# [Task item]
Your response should contain each line of the data that includes "유지보수".

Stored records
------------------------------------

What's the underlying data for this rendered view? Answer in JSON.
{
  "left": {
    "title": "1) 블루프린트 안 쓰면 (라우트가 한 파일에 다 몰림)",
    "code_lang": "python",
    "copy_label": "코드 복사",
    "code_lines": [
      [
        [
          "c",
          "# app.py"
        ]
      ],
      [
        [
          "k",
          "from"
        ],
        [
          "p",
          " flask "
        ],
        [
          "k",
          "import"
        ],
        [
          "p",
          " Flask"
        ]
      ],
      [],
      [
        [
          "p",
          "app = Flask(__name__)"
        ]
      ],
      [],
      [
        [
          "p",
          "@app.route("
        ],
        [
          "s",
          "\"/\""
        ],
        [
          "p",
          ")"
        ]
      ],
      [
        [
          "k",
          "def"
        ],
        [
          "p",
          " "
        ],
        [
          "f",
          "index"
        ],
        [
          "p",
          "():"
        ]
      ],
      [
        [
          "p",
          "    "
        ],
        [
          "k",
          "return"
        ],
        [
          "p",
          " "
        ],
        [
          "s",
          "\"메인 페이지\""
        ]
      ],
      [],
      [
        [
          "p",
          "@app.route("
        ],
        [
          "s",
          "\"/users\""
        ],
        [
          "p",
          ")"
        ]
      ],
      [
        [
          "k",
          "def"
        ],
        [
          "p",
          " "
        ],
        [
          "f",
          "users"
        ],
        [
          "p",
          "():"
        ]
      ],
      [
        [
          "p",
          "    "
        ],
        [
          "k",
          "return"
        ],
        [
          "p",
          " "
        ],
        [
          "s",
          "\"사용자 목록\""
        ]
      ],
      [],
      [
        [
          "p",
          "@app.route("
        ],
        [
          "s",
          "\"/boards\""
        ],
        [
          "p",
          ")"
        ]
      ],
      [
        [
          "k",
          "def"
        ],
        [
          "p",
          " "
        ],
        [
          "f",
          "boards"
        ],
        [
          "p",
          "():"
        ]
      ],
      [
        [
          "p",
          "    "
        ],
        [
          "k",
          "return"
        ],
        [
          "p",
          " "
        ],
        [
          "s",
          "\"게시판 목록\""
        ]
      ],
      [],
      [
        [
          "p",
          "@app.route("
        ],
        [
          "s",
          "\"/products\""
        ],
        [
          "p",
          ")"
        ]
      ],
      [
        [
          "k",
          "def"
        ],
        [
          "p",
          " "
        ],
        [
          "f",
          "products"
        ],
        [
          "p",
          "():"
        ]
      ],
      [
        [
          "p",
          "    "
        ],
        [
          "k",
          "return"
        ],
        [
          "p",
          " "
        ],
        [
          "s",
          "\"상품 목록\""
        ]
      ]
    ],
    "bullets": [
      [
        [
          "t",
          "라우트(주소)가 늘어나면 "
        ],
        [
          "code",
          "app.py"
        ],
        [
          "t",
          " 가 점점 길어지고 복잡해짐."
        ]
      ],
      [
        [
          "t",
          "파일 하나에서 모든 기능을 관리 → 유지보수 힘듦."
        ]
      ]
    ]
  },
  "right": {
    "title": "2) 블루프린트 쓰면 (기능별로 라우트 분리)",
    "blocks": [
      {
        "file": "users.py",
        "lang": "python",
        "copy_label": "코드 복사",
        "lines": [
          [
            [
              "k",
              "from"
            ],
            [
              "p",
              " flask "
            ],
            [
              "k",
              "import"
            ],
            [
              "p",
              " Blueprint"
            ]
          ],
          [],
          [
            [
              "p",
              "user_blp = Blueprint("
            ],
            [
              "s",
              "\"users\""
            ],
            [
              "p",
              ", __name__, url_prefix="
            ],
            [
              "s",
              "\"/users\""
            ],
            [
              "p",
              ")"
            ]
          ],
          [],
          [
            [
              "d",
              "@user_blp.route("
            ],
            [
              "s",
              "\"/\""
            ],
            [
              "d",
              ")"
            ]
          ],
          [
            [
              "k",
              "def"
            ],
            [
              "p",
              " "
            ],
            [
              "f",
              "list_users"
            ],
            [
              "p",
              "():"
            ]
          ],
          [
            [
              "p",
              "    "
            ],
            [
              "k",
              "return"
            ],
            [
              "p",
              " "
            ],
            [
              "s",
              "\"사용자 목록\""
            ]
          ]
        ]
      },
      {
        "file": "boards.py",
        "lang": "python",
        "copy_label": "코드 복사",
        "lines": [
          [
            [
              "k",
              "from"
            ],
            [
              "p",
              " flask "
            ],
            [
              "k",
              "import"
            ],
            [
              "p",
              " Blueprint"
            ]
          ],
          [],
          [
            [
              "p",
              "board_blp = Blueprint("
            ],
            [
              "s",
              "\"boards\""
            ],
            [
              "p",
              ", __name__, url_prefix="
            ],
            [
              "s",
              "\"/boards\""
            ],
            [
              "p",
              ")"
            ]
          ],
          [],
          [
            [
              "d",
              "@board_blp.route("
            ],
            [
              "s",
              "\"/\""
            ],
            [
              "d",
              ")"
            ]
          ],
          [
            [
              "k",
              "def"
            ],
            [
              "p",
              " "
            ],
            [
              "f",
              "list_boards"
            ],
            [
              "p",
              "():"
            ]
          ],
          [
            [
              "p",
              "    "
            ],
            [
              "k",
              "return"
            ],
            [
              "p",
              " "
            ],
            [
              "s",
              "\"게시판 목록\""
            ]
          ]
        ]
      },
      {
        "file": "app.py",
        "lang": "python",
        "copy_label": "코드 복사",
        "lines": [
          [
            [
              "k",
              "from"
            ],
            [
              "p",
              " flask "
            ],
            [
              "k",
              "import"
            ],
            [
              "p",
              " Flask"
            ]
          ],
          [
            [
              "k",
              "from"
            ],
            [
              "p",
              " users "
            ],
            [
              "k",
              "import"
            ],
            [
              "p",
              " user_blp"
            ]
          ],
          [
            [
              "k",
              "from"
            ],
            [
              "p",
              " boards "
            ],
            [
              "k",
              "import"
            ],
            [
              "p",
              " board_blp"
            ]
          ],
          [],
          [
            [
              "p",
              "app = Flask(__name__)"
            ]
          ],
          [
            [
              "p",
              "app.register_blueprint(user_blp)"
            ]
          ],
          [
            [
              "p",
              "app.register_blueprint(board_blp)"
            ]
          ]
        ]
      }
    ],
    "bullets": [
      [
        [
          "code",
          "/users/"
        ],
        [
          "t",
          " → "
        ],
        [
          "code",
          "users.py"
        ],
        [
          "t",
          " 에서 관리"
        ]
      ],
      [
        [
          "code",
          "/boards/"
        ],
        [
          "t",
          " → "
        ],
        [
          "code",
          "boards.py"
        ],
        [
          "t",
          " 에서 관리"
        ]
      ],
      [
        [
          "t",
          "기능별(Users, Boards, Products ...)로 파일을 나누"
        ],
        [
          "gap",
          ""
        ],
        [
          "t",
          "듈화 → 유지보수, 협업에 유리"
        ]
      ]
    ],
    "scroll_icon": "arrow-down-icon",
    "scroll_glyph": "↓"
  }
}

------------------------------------

# [Response to the task]
          "파일 하나에서 모든 기능을 관리 → 유지보수 힘듦."
          "듈화 → 유지보수, 협업에 유리"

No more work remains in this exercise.